======== Dataset entries ========

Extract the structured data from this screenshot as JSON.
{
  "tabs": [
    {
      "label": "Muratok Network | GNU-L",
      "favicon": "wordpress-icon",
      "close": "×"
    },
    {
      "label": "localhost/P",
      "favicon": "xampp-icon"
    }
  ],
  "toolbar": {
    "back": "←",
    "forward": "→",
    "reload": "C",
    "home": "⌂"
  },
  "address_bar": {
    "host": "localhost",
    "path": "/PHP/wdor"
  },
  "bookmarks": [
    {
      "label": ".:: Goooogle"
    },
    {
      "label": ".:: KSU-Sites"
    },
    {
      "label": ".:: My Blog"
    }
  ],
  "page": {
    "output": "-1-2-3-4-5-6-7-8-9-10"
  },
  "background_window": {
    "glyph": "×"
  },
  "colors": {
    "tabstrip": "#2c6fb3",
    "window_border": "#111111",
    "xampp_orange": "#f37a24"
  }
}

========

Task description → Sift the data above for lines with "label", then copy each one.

Your solution →
      "label": "Muratok Network | GNU-L",
      "label": "localhost/P",
      "label": ".:: Goooogle"
      "label": ".:: KSU-Sites"
      "label": ".:: My Blog"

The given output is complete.